Are diamonds too expensive?
Don't let the potential price of a diamond scare you away. Mark Haughton, a stone dealer from Rock Deco, has noticed that the "attractiveness of the stone," not just the quality, has taken precedence in stone sourcing. And diamonds are available in a surprisingly large range of price points.
With silver jewelry, the perfect color, cut, clarity, and carat weight diamond isn't as necessary as with other metals. Diamonds come in a wide spectrum of qualities, which will allow you to find the perfectly imperfect stone that works best for your jewelry collection; or as Haughton says, "Match the metal with the stone."
Traditional thinking is that a diamond needs to be a perfectly clear stone when in reality an off-color and off-clarity stone can set your work apart and reach a whole new crowd. These stones have their own aesthetic and unique charm.
Is it difficult to set diamonds in silver?
Once you've decided diamonds are an affordable addition, think about the time and skill required to set them in silver. We asked Niki Grandics, designer and founder of ENJI Studio, and Jenny Reeves, a San Francisco based jeweler, how setting diamonds in silver compares to gold or platinum.
Overall, the skill required is about the same no matter which metal you use. However, both suggest a few pointers to keep in mind. Silver is more malleable and much less dense than gold or platinum. This can have an effect on your design and how you work with the setting. Since flush and prong settings can be vulnerable to bending, Jenny suggests using thicker stock and hardening your piece - especially rings, which can take quite a bit of abuse.
Is it worth it to add diamonds to silver jewelry?
Jenny says, "It can be the detail that justifies the price in a client's mind and leads to a sale."
Diamonds can add value, both real and perceived, to your work and allow you to command a higher price point. But, be sure to think your entire design through: as much as people love their sparkly jewelry, they are still sensitive to price. Expectations are different for sterling and diamond jewelry. Clients seem most interested in fashion-forward designs instead of traditional concepts. Sterling silver jewelry with diamonds is still considered a bit unconventional, so trying to sell a large, high-quality stone set as a solitaire in silver may only be successful with certain alternative bridal niches.

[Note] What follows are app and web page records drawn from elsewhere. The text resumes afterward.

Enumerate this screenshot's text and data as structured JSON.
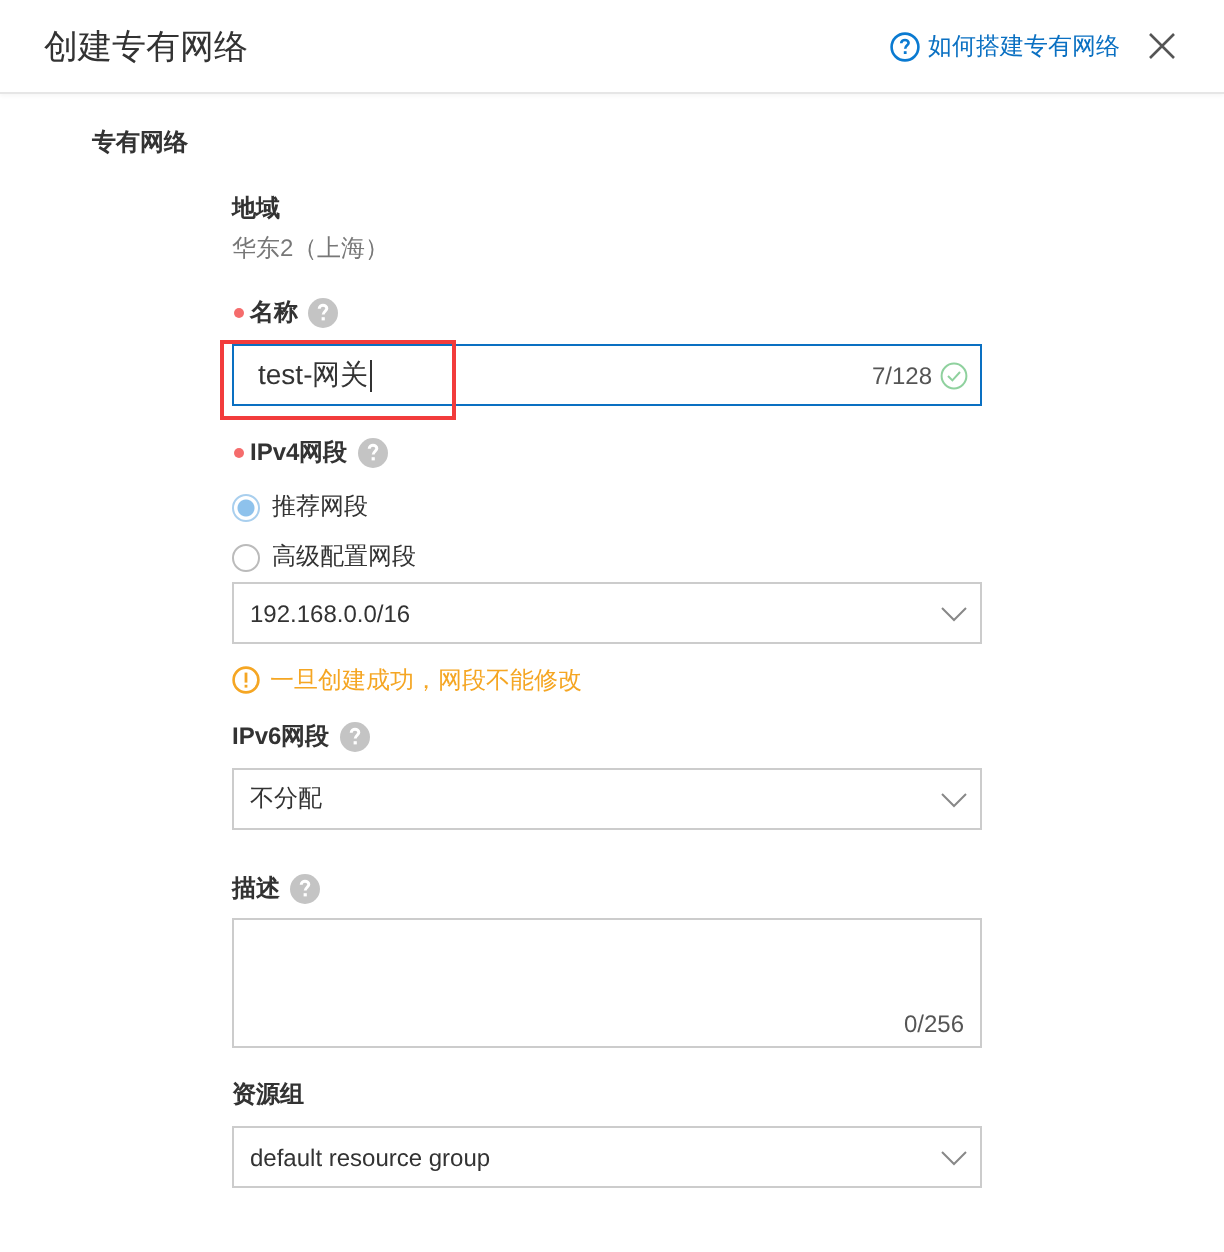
{
  "header": {
    "title": "创建专有网络",
    "help_link": "如何搭建专有网络"
  },
  "section": {
    "title": "专有网络"
  },
  "fields": [
    {
      "kind": "static",
      "label": "地域",
      "required": false,
      "help": false,
      "value": "华东2（上海）"
    },
    {
      "kind": "text",
      "label": "名称",
      "required": true,
      "help": true,
      "value": "test-网关",
      "counter": "7/128",
      "valid": true,
      "focused": true,
      "highlighted": true
    },
    {
      "kind": "radio_select",
      "label": "IPv4网段",
      "required": true,
      "help": true,
      "options": [
        {
          "label": "推荐网段",
          "selected": true
        },
        {
          "label": "高级配置网段",
          "selected": false
        }
      ],
      "value": "192.168.0.0/16",
      "warning": "一旦创建成功，网段不能修改"
    },
    {
      "kind": "select",
      "label": "IPv6网段",
      "required": false,
      "help": true,
      "value": "不分配"
    },
    {
      "kind": "textarea",
      "label": "描述",
      "required": false,
      "help": true,
      "counter": "0/256"
    },
    {
      "kind": "select",
      "label": "资源组",
      "required": false,
      "help": false,
      "value": "default resource group"
    }
  ]
}
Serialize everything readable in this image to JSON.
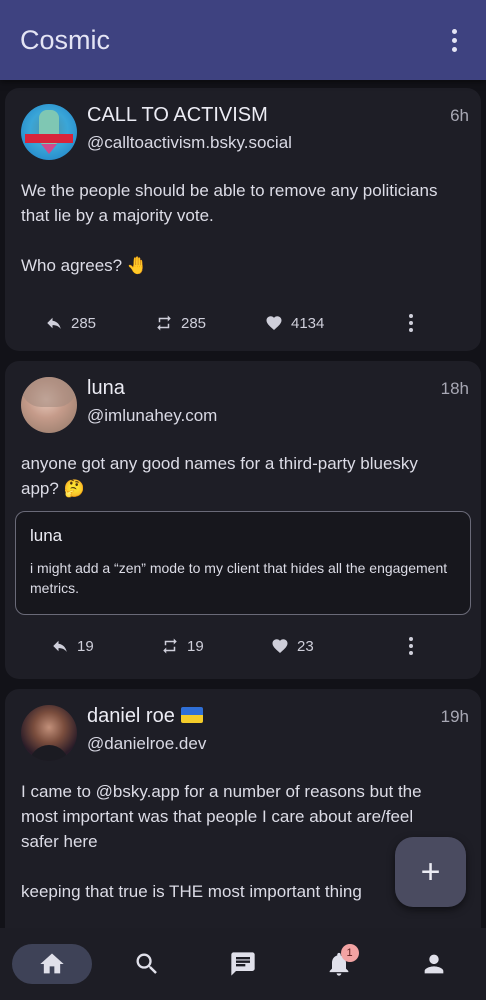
{
  "app": {
    "title": "Cosmic"
  },
  "posts": [
    {
      "name": "CALL TO ACTIVISM",
      "handle": "@calltoactivism.bsky.social",
      "time": "6h",
      "body_lines": [
        "We the people should be able to remove any politicians that lie by a majority vote.",
        "Who agrees? 🤚"
      ],
      "replies": "285",
      "reposts": "285",
      "likes": "4134"
    },
    {
      "name": "luna",
      "handle": "@imlunahey.com",
      "time": "18h",
      "body_lines": [
        "anyone got any good names for a third-party bluesky app? 🤔"
      ],
      "quote": {
        "name": "luna",
        "text": "i might add a “zen” mode to my client that hides all the engagement metrics."
      },
      "replies": "19",
      "reposts": "19",
      "likes": "23"
    },
    {
      "name": "daniel roe",
      "handle": "@danielroe.dev",
      "time": "19h",
      "body_lines": [
        "I came to @bsky.app for a number of reasons but the most important was that people I care about are/feel safer here",
        "keeping that true is THE most important thing"
      ]
    }
  ],
  "nav": {
    "items": [
      "home-icon",
      "search-icon",
      "chat-icon",
      "bell-icon",
      "person-icon"
    ],
    "notification_count": "1"
  },
  "colors": {
    "appbar": "#3e4280",
    "background": "#121218",
    "card": "#1e1e26"
  }
}
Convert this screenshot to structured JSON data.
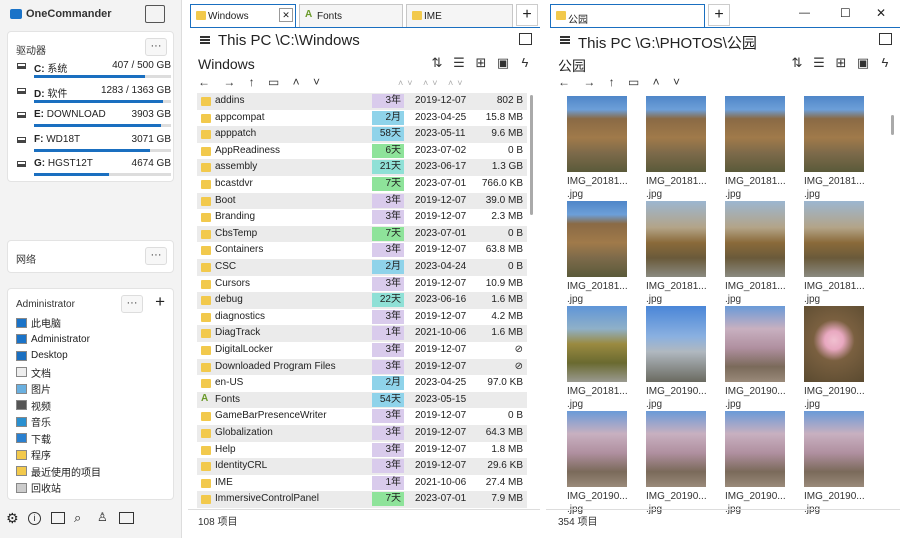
{
  "app": {
    "title": "OneCommander"
  },
  "left": {
    "drives_header": "驱动器",
    "more": "···",
    "drives": [
      {
        "letter": "C:",
        "name": "系统",
        "size": "407 / 500 GB",
        "used": 0.81
      },
      {
        "letter": "D:",
        "name": "软件",
        "size": "1283 / 1363 GB",
        "used": 0.94
      },
      {
        "letter": "E:",
        "name": "DOWNLOAD",
        "size": "3903 GB",
        "used": 0.93
      },
      {
        "letter": "F:",
        "name": "WD18T",
        "size": "3071 GB",
        "used": 0.85
      },
      {
        "letter": "G:",
        "name": "HGST12T",
        "size": "4674 GB",
        "used": 0.55
      }
    ],
    "network_header": "网络",
    "user_header": "Administrator",
    "plus": "+",
    "favorites": [
      {
        "label": "此电脑",
        "icon": "pc-icon"
      },
      {
        "label": "Administrator",
        "icon": "user-icon"
      },
      {
        "label": "Desktop",
        "icon": "desktop-icon"
      },
      {
        "label": "文档",
        "icon": "document-icon"
      },
      {
        "label": "图片",
        "icon": "picture-icon"
      },
      {
        "label": "视频",
        "icon": "video-icon"
      },
      {
        "label": "音乐",
        "icon": "music-icon"
      },
      {
        "label": "下载",
        "icon": "download-icon"
      },
      {
        "label": "程序",
        "icon": "folder-icon"
      },
      {
        "label": "最近使用的项目",
        "icon": "recent-icon"
      },
      {
        "label": "回收站",
        "icon": "recycle-bin-icon"
      }
    ]
  },
  "pane1": {
    "tabs": [
      "Windows",
      "Fonts",
      "IME"
    ],
    "path": "This PC \\C:\\Windows",
    "title": "Windows",
    "status": "108 项目",
    "rows": [
      {
        "name": "addins",
        "age": "3年",
        "date": "2019-12-07",
        "size": "802 B",
        "c": "#d9cbec"
      },
      {
        "name": "appcompat",
        "age": "2月",
        "date": "2023-04-25",
        "size": "15.8 MB",
        "c": "#8fd3ea"
      },
      {
        "name": "apppatch",
        "age": "58天",
        "date": "2023-05-11",
        "size": "9.6 MB",
        "c": "#8fd3ea"
      },
      {
        "name": "AppReadiness",
        "age": "6天",
        "date": "2023-07-02",
        "size": "0 B",
        "c": "#8ee39a"
      },
      {
        "name": "assembly",
        "age": "21天",
        "date": "2023-06-17",
        "size": "1.3 GB",
        "c": "#8fe0d6"
      },
      {
        "name": "bcastdvr",
        "age": "7天",
        "date": "2023-07-01",
        "size": "766.0 KB",
        "c": "#8ee39a"
      },
      {
        "name": "Boot",
        "age": "3年",
        "date": "2019-12-07",
        "size": "39.0 MB",
        "c": "#d9cbec"
      },
      {
        "name": "Branding",
        "age": "3年",
        "date": "2019-12-07",
        "size": "2.3 MB",
        "c": "#d9cbec"
      },
      {
        "name": "CbsTemp",
        "age": "7天",
        "date": "2023-07-01",
        "size": "0 B",
        "c": "#8ee39a"
      },
      {
        "name": "Containers",
        "age": "3年",
        "date": "2019-12-07",
        "size": "63.8 MB",
        "c": "#d9cbec"
      },
      {
        "name": "CSC",
        "age": "2月",
        "date": "2023-04-24",
        "size": "0 B",
        "c": "#8fd3ea"
      },
      {
        "name": "Cursors",
        "age": "3年",
        "date": "2019-12-07",
        "size": "10.9 MB",
        "c": "#d9cbec"
      },
      {
        "name": "debug",
        "age": "22天",
        "date": "2023-06-16",
        "size": "1.6 MB",
        "c": "#8fe0d6"
      },
      {
        "name": "diagnostics",
        "age": "3年",
        "date": "2019-12-07",
        "size": "4.2 MB",
        "c": "#d9cbec"
      },
      {
        "name": "DiagTrack",
        "age": "1年",
        "date": "2021-10-06",
        "size": "1.6 MB",
        "c": "#d9cbec"
      },
      {
        "name": "DigitalLocker",
        "age": "3年",
        "date": "2019-12-07",
        "size": "⊘",
        "c": "#d9cbec"
      },
      {
        "name": "Downloaded Program Files",
        "age": "3年",
        "date": "2019-12-07",
        "size": "⊘",
        "c": "#d9cbec"
      },
      {
        "name": "en-US",
        "age": "2月",
        "date": "2023-04-25",
        "size": "97.0 KB",
        "c": "#8fd3ea"
      },
      {
        "name": "Fonts",
        "age": "54天",
        "date": "2023-05-15",
        "size": "",
        "c": "#8fd3ea",
        "font": true
      },
      {
        "name": "GameBarPresenceWriter",
        "age": "3年",
        "date": "2019-12-07",
        "size": "0 B",
        "c": "#d9cbec"
      },
      {
        "name": "Globalization",
        "age": "3年",
        "date": "2019-12-07",
        "size": "64.3 MB",
        "c": "#d9cbec"
      },
      {
        "name": "Help",
        "age": "3年",
        "date": "2019-12-07",
        "size": "1.8 MB",
        "c": "#d9cbec"
      },
      {
        "name": "IdentityCRL",
        "age": "3年",
        "date": "2019-12-07",
        "size": "29.6 KB",
        "c": "#d9cbec"
      },
      {
        "name": "IME",
        "age": "1年",
        "date": "2021-10-06",
        "size": "27.4 MB",
        "c": "#d9cbec"
      },
      {
        "name": "ImmersiveControlPanel",
        "age": "7天",
        "date": "2023-07-01",
        "size": "7.9 MB",
        "c": "#8ee39a"
      }
    ]
  },
  "pane2": {
    "tab": "公园",
    "path": "This PC \\G:\\PHOTOS\\公园",
    "title": "公园",
    "status": "354 项目",
    "thumbs": [
      {
        "l1": "IMG_20181...",
        "l2": ".jpg",
        "kind": "rock"
      },
      {
        "l1": "IMG_20181...",
        "l2": ".jpg",
        "kind": "rock"
      },
      {
        "l1": "IMG_20181...",
        "l2": ".jpg",
        "kind": "rock"
      },
      {
        "l1": "IMG_20181...",
        "l2": ".jpg",
        "kind": "rock"
      },
      {
        "l1": "IMG_20181...",
        "l2": ".jpg",
        "kind": "rock"
      },
      {
        "l1": "IMG_20181...",
        "l2": ".jpg",
        "kind": "park"
      },
      {
        "l1": "IMG_20181...",
        "l2": ".jpg",
        "kind": "park"
      },
      {
        "l1": "IMG_20181...",
        "l2": ".jpg",
        "kind": "park"
      },
      {
        "l1": "IMG_20181...",
        "l2": ".jpg",
        "kind": "tree"
      },
      {
        "l1": "IMG_20190...",
        "l2": ".jpg",
        "kind": "building"
      },
      {
        "l1": "IMG_20190...",
        "l2": ".jpg",
        "kind": "blossom"
      },
      {
        "l1": "IMG_20190...",
        "l2": ".jpg",
        "kind": "flower"
      },
      {
        "l1": "IMG_20190...",
        "l2": ".jpg",
        "kind": "blossom"
      },
      {
        "l1": "IMG_20190...",
        "l2": ".jpg",
        "kind": "blossom"
      },
      {
        "l1": "IMG_20190...",
        "l2": ".jpg",
        "kind": "blossom"
      },
      {
        "l1": "IMG_20190...",
        "l2": ".jpg",
        "kind": "blossom"
      }
    ]
  },
  "toolbar": {
    "sort": "⇅",
    "list": "☰",
    "add": "⊞",
    "paste": "▣",
    "bolt": "ϟ"
  },
  "window": {
    "min": "—",
    "max": "☐",
    "close": "✕"
  },
  "nav": "← → ↑ ▭ ˄ ˅",
  "sortcarets": "˄˅ ˄˅ ˄˅"
}
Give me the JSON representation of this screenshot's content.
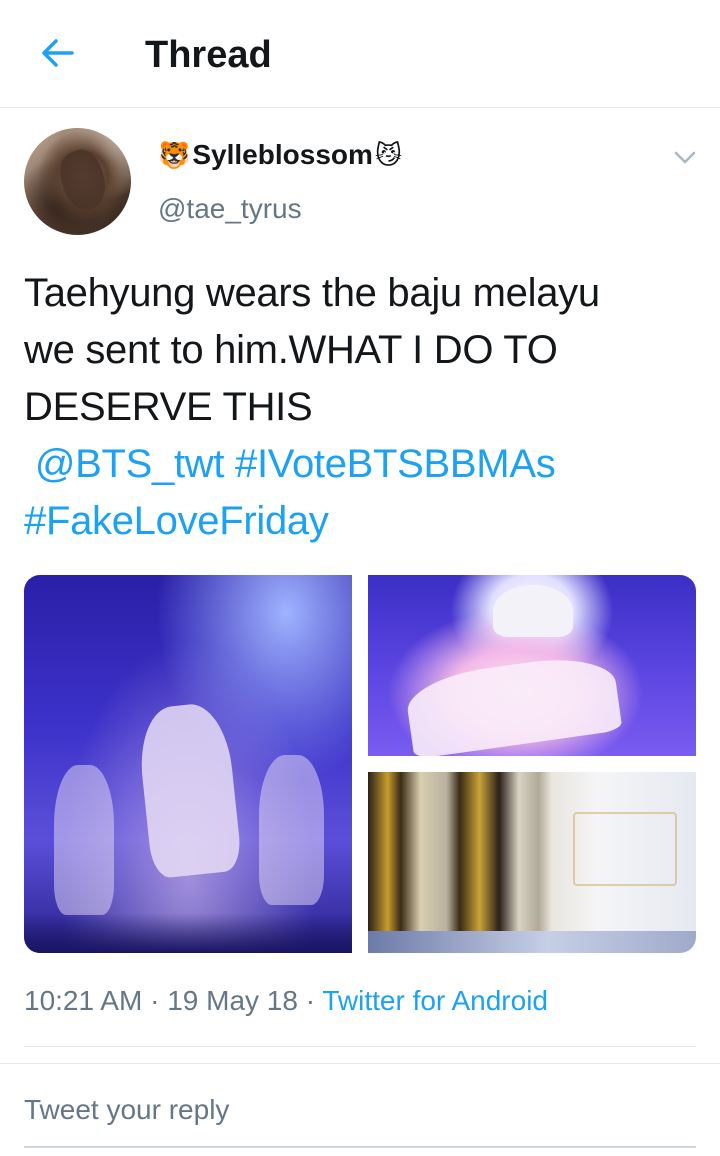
{
  "header": {
    "title": "Thread",
    "back_icon": "arrow-left-icon",
    "accent": "#1da1f2"
  },
  "tweet": {
    "author": {
      "display_name": "Sylleblossom",
      "badge_left": "🐯",
      "badge_right": "😼",
      "handle": "@tae_tyrus"
    },
    "text_lines": [
      "Taehyung wears the baju melayu",
      "we sent to him.WHAT I DO TO",
      "DESERVE THIS"
    ],
    "mention": "@BTS_twt",
    "hashtag_1": "#IVoteBTSBBMAs",
    "hashtag_2": "#FakeLoveFriday",
    "media_count": 3,
    "time": "10:21 AM",
    "separator": "·",
    "date": "19 May 18",
    "source": "Twitter for Android"
  },
  "reply": {
    "placeholder": "Tweet your reply"
  },
  "colors": {
    "text": "#14171a",
    "secondary": "#657786",
    "link": "#1da1f2",
    "divider": "#e1e8ed"
  }
}
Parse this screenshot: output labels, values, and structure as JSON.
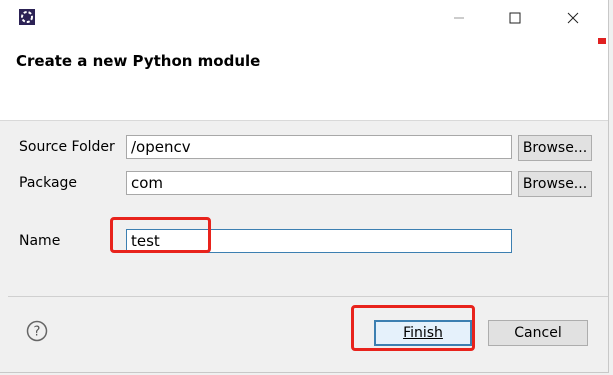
{
  "window": {
    "title_controls": {
      "minimize": "minimize-icon",
      "maximize": "maximize-icon",
      "close": "close-icon"
    }
  },
  "header": {
    "title": "Create a new Python module"
  },
  "form": {
    "source_folder": {
      "label": "Source Folder",
      "value": "/opencv",
      "button": "Browse..."
    },
    "package": {
      "label": "Package",
      "value": "com",
      "button": "Browse..."
    },
    "name": {
      "label": "Name",
      "value": "test"
    }
  },
  "footer": {
    "help_icon": "question-mark-icon",
    "finish_label": "Finish",
    "cancel_label": "Cancel"
  },
  "colors": {
    "annotation": "#e8231c",
    "focus": "#3c7fb1"
  }
}
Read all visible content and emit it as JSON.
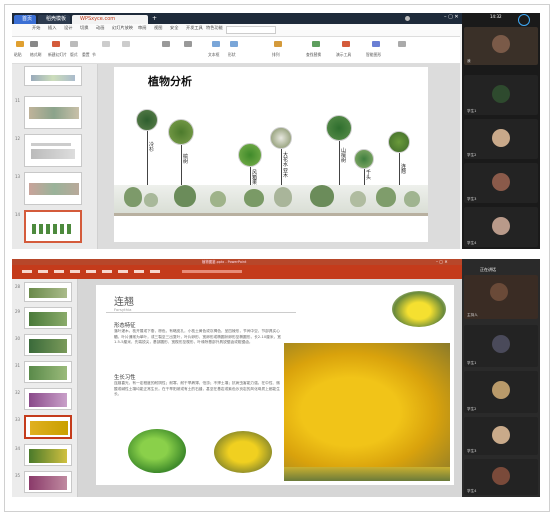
{
  "top_window": {
    "tabs": [
      "首页",
      "稻壳模板",
      "WPSxyce.com"
    ],
    "ribbon_tabs": [
      "开始",
      "插入",
      "设计",
      "切换",
      "动画",
      "幻灯片放映",
      "审阅",
      "视图",
      "安全",
      "开发工具",
      "特色功能"
    ],
    "toolbar_labels": [
      "粘贴",
      "格式刷",
      "新建幻灯片",
      "版式",
      "重置",
      "节",
      "文本框",
      "形状",
      "排列",
      "查找替换",
      "演示工具",
      "智能图形"
    ],
    "thumb_numbers": [
      "11",
      "12",
      "13",
      "14",
      "15"
    ],
    "slide": {
      "title": "植物分析",
      "labels": [
        "冷杉",
        "榆树",
        "风箱果",
        "大花水亚木",
        "山檀树",
        "千头",
        "连翘"
      ]
    },
    "participant_names": [
      "我",
      "学生1",
      "学生2",
      "学生3",
      "学生4"
    ],
    "time": "14:32"
  },
  "bottom_window": {
    "title_bar": "植物图鉴.pptx - PowerPoint",
    "thumb_numbers": [
      "28",
      "29",
      "30",
      "31",
      "32",
      "33",
      "34",
      "35"
    ],
    "slide": {
      "title": "连翘",
      "subtitle": "Forsythia",
      "section1": "形态特征",
      "body1": "落叶灌木。枝开展或下垂，棕色，有略皮孔，小枝土黄色或灰褐色，呈四棱形，节间中空，节部具实心髓。叶片通常为单叶，或三裂至三出复叶，叶片卵形、宽卵形或椭圆状卵形至椭圆形，长2-10厘米，宽1.5-5厘米，先端锐尖，基部圆形、宽楔形至楔形，叶缘除基部外具锐锯齿或粗锯齿。",
      "section2": "生长习性",
      "body2": "连翘喜光，有一定程度的耐阴性；耐寒，耐干旱瘠薄，怕涝；不择土壤；抗病虫害能力强。在中性、微酸或碱性土壤均能正常生长。在干旱阳坡或有土的石缝，甚至在基岩或紫色沙页岩的风化母质上都能生长。"
    },
    "participant_names": [
      "主持人",
      "学生1",
      "学生2",
      "学生3",
      "学生4"
    ],
    "meeting_label": "正在讲话"
  },
  "colors": {
    "accent": "#c43b1b",
    "titlebar": "#1e2a3a",
    "video_bg": "#1a1a1a"
  }
}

Niki has found that there is a certain price ceiling where clients aren't willing to pay for silver, which means it makes more sense to make the piece in gold or use a less labor-intensive setting. Many successful pieces, especially outside of bridal collections, use diamonds that are rose cuts, cubes, rough stones, or small enough to be used in stacking pieces. There are many shapes and sizes that can give you a lot of room to be creative; but at the end of the day, Niki says, "Think about what makes sense for your brand."
Can I maintain my ethos with diamonds?
"If you're going to use diamonds it's good to educate yourself."
Many clients are also becoming more concerned about sustainability and sourcing. In recent years, "blood diamonds" and ethical sources have become a major factor in many purchases. Although Jenny notices this most with larger diamonds and bridal jewelry, she says that mentioning when accent stones are ethically sourced is always met with a positive response. She says, "If you're going to use diamonds it's good to educate yourself."
If a potential client asked about the sourcing, would you be able to tell them where they came from? Do the stones meet your personal standards of social and environmental responsibility? Many consumers are starting to educate themselves on these issues, so she recommends checking out Ethical Metalsmiths for resources on finding ethical sourcing as well as educating clients on the sustainability and sourcing of your stones.
Mark Haughton owns Rock Deco, a supplier of natural rough and cut diamonds, gemstones, and cabochons. All color gemstones are cut in Santa Fe, NM and all rough diamonds comply with the rules of the Kimberley Process.
Niki Grandics founded ENJI Studio Jewelry and was the 2016 Halstead Grant Winner. She is a member of Ethical Metalsmiths. All of her jewelry is made using recycled gold and silver, ethically sourced and fair mined stones, chains and findings made in the USA and Italy, and packaging and marketing materials made from recycled paper.
Jenny Reeves creates jewelry inspired by the California landscape: earthy and modern, edgy, yet sophisticated. She uses recycled precious metals and conflict-free and fair-trade gemstones that are independently third-party certified for socially and environmentally responsible practices.
For more information on ethical diamonds, visit:
To ensure you're using an ethical supplier, Ethical Metalsmiths offers a list of questions to ask about the material sourcing.